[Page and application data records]
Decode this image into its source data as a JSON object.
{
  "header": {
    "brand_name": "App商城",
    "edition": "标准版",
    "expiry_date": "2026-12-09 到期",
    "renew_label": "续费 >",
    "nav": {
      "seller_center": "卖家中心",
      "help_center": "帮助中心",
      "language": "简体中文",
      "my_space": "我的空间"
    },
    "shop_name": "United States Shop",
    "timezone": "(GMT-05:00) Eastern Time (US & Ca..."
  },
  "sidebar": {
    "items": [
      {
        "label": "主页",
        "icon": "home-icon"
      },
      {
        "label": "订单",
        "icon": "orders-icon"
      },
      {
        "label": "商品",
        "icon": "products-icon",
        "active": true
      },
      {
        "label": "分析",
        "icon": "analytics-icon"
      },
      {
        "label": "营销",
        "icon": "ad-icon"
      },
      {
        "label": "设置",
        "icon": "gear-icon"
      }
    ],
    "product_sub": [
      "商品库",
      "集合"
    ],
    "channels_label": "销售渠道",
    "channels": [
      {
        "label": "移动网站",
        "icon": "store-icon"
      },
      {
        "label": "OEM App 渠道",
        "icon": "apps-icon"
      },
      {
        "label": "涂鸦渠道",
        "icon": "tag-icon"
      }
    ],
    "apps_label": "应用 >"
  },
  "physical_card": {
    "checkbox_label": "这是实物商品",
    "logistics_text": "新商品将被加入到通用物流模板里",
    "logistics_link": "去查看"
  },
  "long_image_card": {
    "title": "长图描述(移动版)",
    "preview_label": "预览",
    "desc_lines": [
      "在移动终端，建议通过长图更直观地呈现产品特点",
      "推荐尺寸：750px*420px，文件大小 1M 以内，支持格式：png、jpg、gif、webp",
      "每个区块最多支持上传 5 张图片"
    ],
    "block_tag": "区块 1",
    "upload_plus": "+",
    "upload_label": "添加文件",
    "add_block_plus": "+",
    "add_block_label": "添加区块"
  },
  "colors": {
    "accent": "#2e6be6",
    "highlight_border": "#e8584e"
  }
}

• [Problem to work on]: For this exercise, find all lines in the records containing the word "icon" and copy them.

• [Answer to this task]:
        "icon": "home-icon"
        "icon": "orders-icon"
        "icon": "products-icon",
        "icon": "analytics-icon"
        "icon": "ad-icon"
        "icon": "gear-icon"
        "icon": "store-icon"
        "icon": "apps-icon"
        "icon": "tag-icon"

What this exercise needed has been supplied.